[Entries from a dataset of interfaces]

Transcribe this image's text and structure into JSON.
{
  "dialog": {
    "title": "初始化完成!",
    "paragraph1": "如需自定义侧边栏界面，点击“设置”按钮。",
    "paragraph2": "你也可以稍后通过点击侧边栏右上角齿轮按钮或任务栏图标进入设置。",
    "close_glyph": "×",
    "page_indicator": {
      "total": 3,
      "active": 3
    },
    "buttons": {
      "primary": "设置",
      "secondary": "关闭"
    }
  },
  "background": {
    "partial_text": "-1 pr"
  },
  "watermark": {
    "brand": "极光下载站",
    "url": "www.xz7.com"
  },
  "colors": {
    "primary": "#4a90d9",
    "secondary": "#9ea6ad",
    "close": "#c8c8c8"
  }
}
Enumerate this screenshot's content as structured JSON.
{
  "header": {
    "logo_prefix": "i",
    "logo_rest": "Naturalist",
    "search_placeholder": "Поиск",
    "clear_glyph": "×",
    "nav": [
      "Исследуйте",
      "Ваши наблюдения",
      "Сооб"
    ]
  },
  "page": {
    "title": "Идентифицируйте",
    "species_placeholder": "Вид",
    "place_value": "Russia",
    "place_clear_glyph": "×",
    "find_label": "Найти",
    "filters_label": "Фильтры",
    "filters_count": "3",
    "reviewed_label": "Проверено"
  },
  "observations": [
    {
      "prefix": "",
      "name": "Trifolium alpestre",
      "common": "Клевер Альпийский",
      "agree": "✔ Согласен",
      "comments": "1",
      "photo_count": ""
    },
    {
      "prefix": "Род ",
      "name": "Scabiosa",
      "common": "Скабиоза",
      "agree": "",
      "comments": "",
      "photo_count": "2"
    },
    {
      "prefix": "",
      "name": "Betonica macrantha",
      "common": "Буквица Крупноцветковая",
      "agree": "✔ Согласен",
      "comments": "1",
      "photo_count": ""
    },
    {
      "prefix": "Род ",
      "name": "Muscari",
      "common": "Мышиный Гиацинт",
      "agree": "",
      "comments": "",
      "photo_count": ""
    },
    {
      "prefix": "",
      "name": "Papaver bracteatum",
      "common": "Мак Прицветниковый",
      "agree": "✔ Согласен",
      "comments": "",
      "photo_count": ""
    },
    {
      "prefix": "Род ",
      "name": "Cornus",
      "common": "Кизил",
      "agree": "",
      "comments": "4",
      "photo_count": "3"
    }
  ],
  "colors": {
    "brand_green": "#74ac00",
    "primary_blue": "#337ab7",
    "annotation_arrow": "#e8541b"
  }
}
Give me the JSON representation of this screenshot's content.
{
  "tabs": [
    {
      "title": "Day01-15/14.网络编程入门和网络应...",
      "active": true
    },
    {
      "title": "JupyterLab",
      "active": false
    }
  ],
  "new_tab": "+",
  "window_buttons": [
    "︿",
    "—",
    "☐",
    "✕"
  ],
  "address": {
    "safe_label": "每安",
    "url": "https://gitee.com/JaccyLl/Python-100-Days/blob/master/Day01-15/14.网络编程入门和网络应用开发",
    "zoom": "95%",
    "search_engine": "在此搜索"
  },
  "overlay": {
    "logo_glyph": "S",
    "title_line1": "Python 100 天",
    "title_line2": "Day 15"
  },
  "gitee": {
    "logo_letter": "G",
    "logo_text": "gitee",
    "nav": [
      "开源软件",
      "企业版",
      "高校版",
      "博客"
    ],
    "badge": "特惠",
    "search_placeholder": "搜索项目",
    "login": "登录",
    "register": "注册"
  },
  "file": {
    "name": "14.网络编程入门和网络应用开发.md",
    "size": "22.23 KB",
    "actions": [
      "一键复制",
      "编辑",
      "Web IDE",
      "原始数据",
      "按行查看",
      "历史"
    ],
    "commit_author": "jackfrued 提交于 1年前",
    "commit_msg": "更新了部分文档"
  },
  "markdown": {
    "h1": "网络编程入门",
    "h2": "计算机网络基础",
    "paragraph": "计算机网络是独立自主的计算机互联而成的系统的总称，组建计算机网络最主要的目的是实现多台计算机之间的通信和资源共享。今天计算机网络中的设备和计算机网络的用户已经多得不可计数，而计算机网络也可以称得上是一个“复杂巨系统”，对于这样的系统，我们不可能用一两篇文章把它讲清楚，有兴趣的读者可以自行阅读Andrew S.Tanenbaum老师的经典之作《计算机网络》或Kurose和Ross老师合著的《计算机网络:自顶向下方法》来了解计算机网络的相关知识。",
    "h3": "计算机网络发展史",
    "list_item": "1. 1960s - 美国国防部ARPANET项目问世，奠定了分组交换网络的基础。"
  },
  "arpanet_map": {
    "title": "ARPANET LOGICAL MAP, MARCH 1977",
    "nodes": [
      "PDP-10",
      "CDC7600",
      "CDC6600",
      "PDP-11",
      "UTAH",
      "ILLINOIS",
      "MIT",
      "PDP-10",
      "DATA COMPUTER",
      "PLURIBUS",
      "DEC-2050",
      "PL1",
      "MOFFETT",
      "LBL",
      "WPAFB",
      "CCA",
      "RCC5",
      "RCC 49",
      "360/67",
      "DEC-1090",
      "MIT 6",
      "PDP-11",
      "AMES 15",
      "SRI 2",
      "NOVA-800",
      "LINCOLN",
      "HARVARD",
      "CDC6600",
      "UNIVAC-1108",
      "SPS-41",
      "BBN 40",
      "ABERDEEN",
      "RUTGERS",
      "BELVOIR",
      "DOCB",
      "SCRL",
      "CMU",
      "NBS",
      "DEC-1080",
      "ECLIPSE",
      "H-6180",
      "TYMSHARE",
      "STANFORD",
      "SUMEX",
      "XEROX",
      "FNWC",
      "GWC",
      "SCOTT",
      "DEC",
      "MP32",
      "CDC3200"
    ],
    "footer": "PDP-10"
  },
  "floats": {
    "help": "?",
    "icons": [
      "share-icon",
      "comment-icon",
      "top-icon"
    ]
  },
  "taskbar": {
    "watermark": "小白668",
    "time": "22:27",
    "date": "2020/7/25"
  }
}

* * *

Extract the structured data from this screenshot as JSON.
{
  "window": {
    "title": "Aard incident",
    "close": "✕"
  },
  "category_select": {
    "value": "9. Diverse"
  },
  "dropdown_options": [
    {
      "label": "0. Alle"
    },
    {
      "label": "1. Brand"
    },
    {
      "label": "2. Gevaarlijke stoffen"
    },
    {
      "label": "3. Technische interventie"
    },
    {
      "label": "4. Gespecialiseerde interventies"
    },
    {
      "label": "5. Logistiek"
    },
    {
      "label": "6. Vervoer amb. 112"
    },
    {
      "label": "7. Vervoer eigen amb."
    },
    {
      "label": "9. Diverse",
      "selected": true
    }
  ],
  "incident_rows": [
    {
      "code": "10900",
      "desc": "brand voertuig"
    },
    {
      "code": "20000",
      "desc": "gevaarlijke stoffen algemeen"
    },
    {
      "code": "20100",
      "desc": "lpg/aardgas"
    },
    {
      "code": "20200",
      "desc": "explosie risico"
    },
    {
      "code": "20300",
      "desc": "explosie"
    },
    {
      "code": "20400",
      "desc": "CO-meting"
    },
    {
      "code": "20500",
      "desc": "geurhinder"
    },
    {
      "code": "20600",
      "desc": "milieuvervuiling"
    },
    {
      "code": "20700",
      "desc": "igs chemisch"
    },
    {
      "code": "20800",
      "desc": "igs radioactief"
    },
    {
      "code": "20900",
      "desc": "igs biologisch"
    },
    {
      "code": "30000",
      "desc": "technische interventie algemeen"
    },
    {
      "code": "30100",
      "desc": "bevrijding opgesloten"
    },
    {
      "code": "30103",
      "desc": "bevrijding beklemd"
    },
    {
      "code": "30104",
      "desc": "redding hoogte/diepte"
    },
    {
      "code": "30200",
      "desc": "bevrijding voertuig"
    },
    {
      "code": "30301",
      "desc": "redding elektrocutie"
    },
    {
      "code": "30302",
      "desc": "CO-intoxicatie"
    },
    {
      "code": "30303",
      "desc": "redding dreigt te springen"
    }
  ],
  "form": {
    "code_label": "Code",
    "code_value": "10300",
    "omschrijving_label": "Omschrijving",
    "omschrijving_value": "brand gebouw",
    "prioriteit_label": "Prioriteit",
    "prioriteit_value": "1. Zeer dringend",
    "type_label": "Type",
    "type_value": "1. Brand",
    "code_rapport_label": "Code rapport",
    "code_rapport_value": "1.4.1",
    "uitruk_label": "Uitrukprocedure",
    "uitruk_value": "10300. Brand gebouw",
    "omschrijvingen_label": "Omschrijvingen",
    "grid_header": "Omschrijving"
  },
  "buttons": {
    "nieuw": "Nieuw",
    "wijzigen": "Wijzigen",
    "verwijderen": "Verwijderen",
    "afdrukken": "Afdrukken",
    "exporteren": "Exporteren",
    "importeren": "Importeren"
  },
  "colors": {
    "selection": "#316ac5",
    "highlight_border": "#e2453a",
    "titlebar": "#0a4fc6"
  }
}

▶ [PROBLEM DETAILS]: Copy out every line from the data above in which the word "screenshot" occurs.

▶ [SOLVED EXERCISE]:
Enumerate this screenshot's content as structured JSON.
Give me the JSON representation of this screenshot's content.
Extract the structured data from this screenshot as JSON.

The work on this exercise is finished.